Following the detailed factory tour, the journalists were ushered into the boardroom, where two machines were unveiled: one a 750cc naked three-cylinder roadster – the Trident and a fully-faired three-cylinder sports tourer, the Trophy.

That original factory stood on a ten-acre site which today looks small in comparison to Factory 2, which was completed in 2000 and sits upon a site four-times larger than the original factory. In the early 1990s, Triumph’s Factory 1 could produce up to 200 crankcases and cylinder heads per week by 2010 that same number of completed bikes was being crated for delivery every single day…

The level of initial investment was huge and guessed to be around £60-£80 million with Bloor and his company bank-rolling everything until Triumph Motorcycles could finally send out its own invoices in the spring of 1991. A total of 10,000 units a year was reached in the mid-1990s and production topped 50,000 units a year in 2008.

The company finally posted a profit in 2000 after which it is thought around £100 million had been invested in the firm.

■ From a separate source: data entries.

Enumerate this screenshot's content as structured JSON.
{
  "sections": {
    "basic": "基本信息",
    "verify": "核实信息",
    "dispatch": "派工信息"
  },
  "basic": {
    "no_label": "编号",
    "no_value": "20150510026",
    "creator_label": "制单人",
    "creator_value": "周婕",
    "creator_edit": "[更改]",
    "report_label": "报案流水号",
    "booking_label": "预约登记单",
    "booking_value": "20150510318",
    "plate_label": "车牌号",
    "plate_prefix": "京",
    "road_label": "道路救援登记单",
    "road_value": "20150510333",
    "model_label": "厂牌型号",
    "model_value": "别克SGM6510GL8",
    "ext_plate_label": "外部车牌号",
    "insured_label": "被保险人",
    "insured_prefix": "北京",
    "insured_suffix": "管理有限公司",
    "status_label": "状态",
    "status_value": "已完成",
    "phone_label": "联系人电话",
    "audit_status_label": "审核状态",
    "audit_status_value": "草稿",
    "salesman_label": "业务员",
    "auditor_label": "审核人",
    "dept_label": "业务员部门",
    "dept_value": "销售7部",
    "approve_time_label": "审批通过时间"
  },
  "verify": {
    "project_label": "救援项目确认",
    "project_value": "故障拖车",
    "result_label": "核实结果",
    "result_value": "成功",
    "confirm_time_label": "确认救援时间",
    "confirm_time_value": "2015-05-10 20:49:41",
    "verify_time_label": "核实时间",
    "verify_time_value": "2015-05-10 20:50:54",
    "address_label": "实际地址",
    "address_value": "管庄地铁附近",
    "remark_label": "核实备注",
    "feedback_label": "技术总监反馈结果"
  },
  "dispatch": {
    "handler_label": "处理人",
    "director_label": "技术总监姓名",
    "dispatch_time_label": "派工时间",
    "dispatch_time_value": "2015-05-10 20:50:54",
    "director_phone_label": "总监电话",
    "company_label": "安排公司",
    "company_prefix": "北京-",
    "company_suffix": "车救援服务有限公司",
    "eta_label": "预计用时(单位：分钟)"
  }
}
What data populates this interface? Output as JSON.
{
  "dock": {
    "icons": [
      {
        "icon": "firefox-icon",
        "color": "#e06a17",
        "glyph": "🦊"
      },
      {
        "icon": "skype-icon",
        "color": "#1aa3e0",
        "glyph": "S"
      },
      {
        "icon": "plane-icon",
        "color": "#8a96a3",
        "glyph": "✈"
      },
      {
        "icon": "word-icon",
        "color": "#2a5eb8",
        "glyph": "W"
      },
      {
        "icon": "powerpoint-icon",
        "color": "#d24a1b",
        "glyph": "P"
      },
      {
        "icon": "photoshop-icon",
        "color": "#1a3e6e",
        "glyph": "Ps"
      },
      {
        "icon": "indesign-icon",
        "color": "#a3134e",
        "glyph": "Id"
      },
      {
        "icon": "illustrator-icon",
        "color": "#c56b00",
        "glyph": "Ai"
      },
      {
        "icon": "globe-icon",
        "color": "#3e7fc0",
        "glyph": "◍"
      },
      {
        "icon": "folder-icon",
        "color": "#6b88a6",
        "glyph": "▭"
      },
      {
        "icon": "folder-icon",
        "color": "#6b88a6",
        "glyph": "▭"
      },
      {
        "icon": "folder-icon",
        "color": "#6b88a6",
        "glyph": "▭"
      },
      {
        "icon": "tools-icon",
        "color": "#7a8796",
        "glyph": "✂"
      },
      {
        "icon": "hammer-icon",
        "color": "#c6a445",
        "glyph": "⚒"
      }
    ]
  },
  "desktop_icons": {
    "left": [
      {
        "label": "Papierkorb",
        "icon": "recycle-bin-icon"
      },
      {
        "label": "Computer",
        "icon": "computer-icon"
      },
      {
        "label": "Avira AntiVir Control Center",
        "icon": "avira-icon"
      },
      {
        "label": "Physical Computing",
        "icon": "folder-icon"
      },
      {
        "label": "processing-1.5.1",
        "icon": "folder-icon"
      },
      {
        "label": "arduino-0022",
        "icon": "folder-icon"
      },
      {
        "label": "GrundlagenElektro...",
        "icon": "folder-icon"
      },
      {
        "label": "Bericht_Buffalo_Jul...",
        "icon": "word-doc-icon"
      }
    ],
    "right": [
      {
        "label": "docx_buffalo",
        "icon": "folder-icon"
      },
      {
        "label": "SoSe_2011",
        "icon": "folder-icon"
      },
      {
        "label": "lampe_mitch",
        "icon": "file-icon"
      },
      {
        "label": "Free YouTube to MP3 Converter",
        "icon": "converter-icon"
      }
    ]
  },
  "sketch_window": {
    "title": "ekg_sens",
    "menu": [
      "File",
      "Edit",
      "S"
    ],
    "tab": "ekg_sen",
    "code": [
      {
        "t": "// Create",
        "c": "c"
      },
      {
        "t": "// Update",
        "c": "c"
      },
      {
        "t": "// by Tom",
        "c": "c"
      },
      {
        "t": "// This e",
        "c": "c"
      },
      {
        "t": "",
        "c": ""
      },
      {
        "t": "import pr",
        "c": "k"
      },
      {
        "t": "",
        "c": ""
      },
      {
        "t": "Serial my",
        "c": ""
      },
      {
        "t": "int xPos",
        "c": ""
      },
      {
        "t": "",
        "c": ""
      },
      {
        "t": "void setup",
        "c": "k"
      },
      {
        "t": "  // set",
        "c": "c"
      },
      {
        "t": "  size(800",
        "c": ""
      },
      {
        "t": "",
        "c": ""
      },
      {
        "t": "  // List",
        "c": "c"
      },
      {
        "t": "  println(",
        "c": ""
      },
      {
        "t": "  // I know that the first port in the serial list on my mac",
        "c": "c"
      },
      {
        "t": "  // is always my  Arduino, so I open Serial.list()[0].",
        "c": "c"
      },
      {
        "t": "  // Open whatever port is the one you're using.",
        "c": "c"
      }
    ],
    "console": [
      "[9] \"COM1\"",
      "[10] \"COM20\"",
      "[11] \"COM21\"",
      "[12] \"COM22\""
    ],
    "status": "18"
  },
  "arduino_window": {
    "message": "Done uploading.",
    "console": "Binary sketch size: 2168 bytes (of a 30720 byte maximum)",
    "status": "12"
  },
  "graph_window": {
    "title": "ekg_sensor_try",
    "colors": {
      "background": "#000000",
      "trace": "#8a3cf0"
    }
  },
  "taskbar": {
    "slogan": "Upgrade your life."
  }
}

Interestingly, Triumph Thailand was formed in 2001, where components were manufactured leading to some models now being built there.

Today Triumph has around 40 motorcycles in their range, spawned from 19 distinct motorcycles, covering all the bases from sports machines, adventure bikes and naked street bikes. With around 700 dealers in 35 countries and a huge side business in clothing, aftermarket goods and equipment, Triumph has been a real success story!